The proposal by David Haig that competition between the sexes occurred during the evolution of placental mammals. This resulted in a compromise between the robustness of the offspring during their period of uterine growth and the health of the mother. In the sperm, genes that increase the cost of the offspring are switched on. Such genes are active in the placenta and cause the embryo to grow rapidly and use up the mother's resources. In the egg, genes that decrease the cost of the offspring to the mother are activated. Such genes keep the unlimited growth of the embryo in check, so the mother survives the pregnancy. The genes occur in antagonistic pairs, and parental imprinting (q.v.) controls their functioning.
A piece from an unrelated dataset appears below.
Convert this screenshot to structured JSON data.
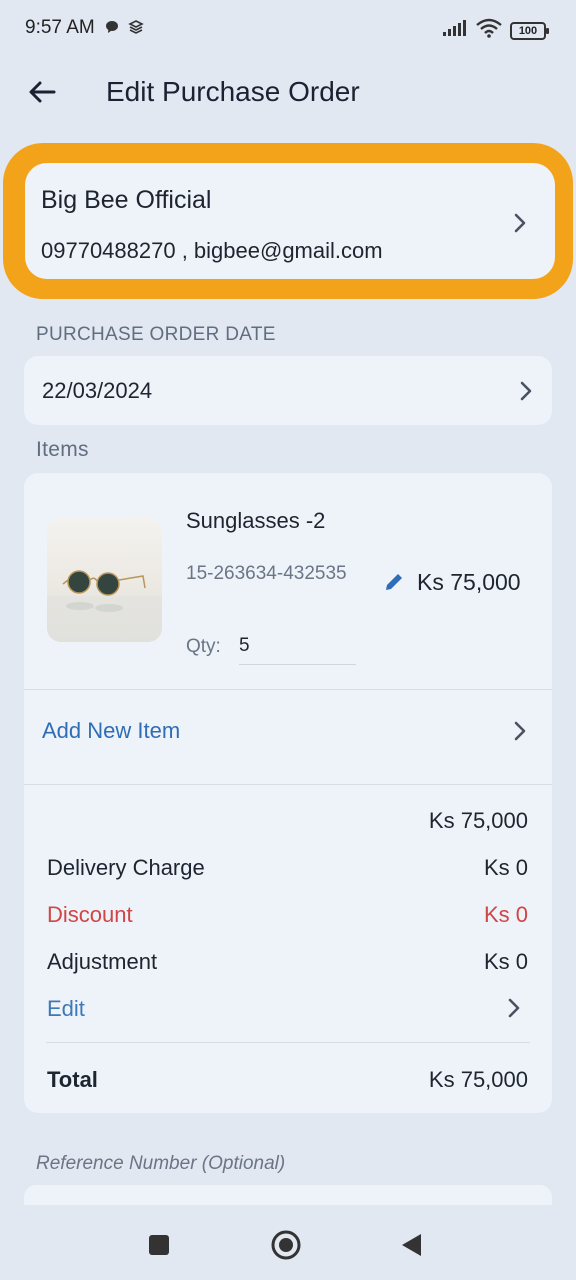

See Chronology, 1992, Haig.
Subjects: Genetics and Genomics — Evolutionary Biology.